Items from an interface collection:
::::::
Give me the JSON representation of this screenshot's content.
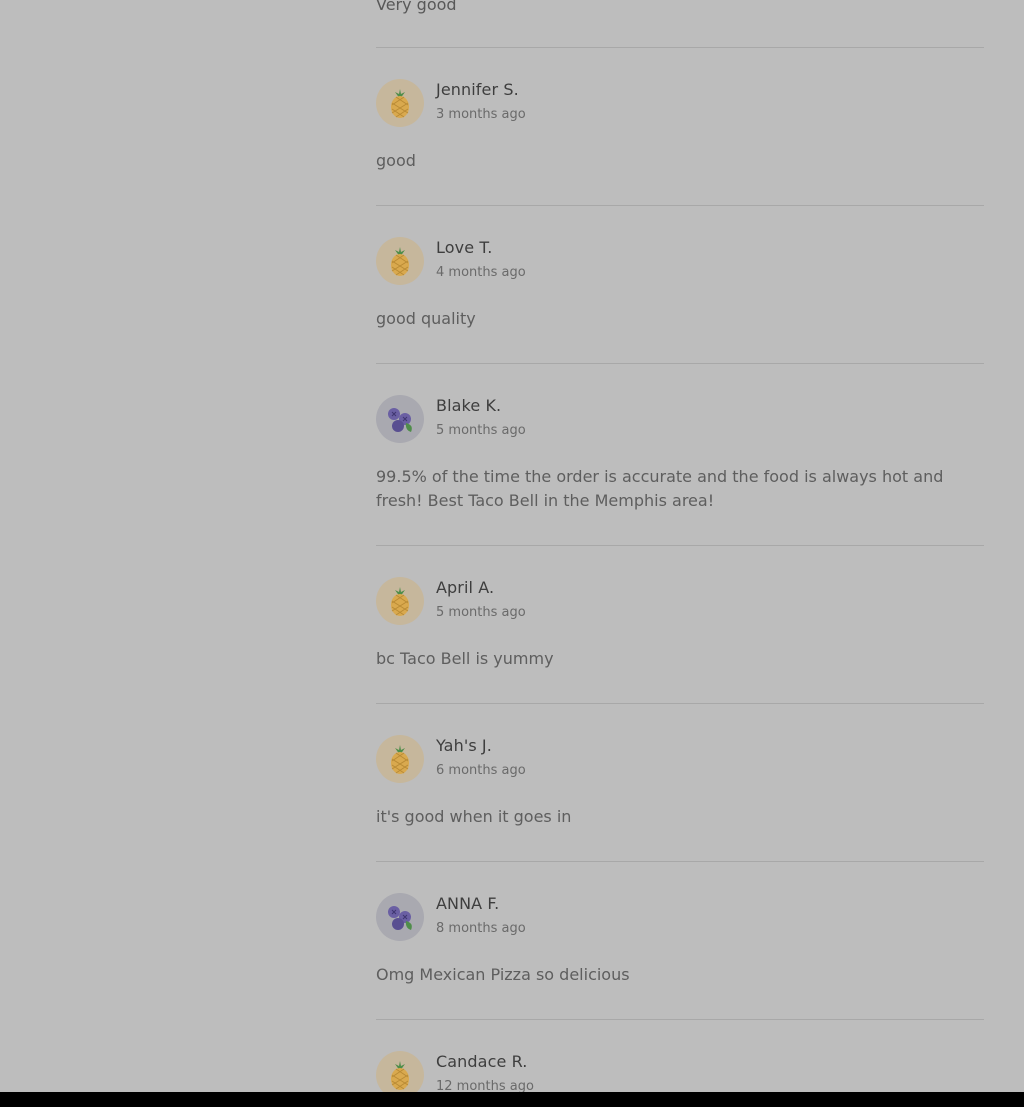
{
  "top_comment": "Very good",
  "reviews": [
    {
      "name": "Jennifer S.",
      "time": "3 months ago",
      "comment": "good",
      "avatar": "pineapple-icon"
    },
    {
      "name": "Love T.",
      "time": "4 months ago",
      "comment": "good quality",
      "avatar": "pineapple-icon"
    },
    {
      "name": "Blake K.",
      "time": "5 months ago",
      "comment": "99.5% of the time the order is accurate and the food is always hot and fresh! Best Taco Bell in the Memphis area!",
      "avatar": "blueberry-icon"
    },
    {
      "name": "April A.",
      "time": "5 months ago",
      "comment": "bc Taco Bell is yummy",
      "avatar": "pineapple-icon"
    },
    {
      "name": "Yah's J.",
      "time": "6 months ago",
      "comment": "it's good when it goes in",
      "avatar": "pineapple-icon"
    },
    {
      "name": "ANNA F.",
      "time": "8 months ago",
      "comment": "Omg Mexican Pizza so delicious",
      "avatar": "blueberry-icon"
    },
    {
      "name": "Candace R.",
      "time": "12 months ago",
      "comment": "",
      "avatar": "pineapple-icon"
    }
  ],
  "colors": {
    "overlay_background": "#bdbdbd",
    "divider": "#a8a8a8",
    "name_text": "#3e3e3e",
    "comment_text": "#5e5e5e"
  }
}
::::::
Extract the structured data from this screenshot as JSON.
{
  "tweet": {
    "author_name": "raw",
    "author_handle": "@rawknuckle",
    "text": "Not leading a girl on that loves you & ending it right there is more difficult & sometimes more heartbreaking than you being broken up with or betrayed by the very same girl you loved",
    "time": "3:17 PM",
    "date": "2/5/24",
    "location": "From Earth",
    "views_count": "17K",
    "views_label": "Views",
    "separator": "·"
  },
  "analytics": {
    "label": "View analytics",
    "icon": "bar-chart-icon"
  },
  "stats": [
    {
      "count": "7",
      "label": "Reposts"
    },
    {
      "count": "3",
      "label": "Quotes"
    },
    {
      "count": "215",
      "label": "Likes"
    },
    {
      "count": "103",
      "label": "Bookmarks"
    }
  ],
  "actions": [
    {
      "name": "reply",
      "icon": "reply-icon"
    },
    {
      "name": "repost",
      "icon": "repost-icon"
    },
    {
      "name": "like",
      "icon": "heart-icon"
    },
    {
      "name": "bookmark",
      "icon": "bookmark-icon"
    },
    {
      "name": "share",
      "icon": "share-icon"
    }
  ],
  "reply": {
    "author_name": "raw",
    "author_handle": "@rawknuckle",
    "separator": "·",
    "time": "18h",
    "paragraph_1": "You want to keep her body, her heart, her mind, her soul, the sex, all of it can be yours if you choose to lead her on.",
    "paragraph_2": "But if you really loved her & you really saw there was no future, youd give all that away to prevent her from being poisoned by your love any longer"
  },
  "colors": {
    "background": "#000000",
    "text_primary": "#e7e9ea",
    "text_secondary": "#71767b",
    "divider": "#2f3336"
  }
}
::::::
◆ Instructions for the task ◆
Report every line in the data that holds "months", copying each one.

◆ Solution for this task ◆
      "time": "3 months ago",
      "time": "4 months ago",
      "time": "5 months ago",
      "time": "5 months ago",
      "time": "6 months ago",
      "time": "8 months ago",
      "time": "12 months ago",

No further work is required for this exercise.